As the search for the presumed wreckage of Malaysia Airlines Flight 370 entered its fourth day Tuesday, questions mounted about why security or immigration officials did not intercept the two Iranians who boarded with stolen Austrian and Italian passports.
On Monday the North Atlantic Council announced that it is to begin flying airborne early warning flights in response to the situation in Ukraine, where pro-Russian forces are largely in control of Crimea. NATO will fly Boeing E-3 AWACS airborne early warning aircraft in the airspace of member states Poland and Romania, which both border Ukraine. The flights are intended to “enhance the alliance’s situational awareness” of events in Ukraine.
Boeing 787 wing supplier Mitsubishi Heavy Industries has determined that a change in its manufacturing processes might have led to the development of hairline cracks in shear ties on Dreamliner wing ribs, Boeing confirmed Friday afternoon. The Chicago-based airframer said the problem could result in some delivery delays, but that the situation would not affect delivery guidance for 2014.
Airbus Defence and Space has confirmed an anticipated order from the Republic of Singapore Air Force for six A330 MRTT tanker/transports. The selection of the Airbus rather than the Boeing KC-46A was first revealed yesterday via the Singaporean ministry of defense’s Twitter account. At the same time, the country’s Ministry of Defense also confirmed that it is to order two more Sikorsky S-70B Seahawk maritime helicopters for the naval air arm’s 123 Squadron, raising the total number to eight.
An administrative law judge with the National Transportation Safety Board (NTSB) dismissed the $10,000 fine the FAA levied against Raphael Pirker for flying a small unmanned aircraft, casting doubt on the agency’s ability to regulate their commercial use.
U.S. airlines and airports fell into opposing camps over the Obama administration’s Fiscal Year 2015 budget request for the Federal Aviation Administration, which would raise the cap on the passenger facility charge (PFC) airports are entitled to collect for every boarded passenger from $4.50 to $8.
The Qantas Sale Amendment Bill, which serves to repeal part of the Qantas Act and effectively removes restrictions on foreign ownership and stipulations affecting Qantas’ business operations, passed Australia’s Lower House of Federal Parliament on Thursday by a vote of 83 to 53.
A new airworthiness directive issued by the Civil Aviation Administration of China (CAAC) has resulted in the grounding of 15 Xi’an MA-60 turboprops following two incidences of landing gear failure.

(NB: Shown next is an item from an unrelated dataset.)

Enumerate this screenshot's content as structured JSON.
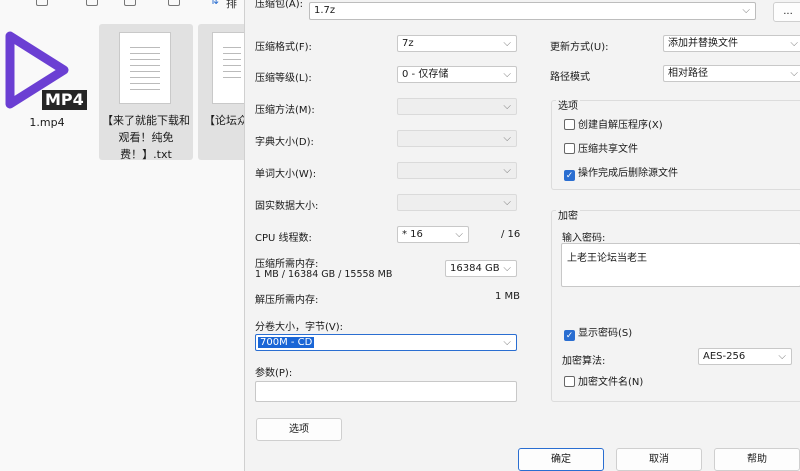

The directive requires operators inspect the undercarriages and gear annunciation systems of airplanes that have logged more than 6,400 takeoffs. Two Chinese airlines–Okay Airways and Joy Air–and carriers from the Philippines, Laos, Zimbabwe and Bolivia operate the 15 airplanes.
The company the U.S. Federal Aviation Administration chose in August 2007 to install the ground infrastructure needed to track aircraft by automatic dependent surveillance-broadcast (ADS-B) plans to complete that network in the continental U.S. this month. McLean, Va.-based Exelis, which was called ITT when the FAA awarded it the ADS-B contract, said 658 of the 660 planned ADS-B ground radio stations will enter service this year, including all 601 the company is installing in the lower 48 states.
The Central Asian Republic of Kazakhstan plans to launch a domestic airline, Air Kazakhstan, in early 2015 with a fleet of 10 new Bombardier Q400 twin turboprops.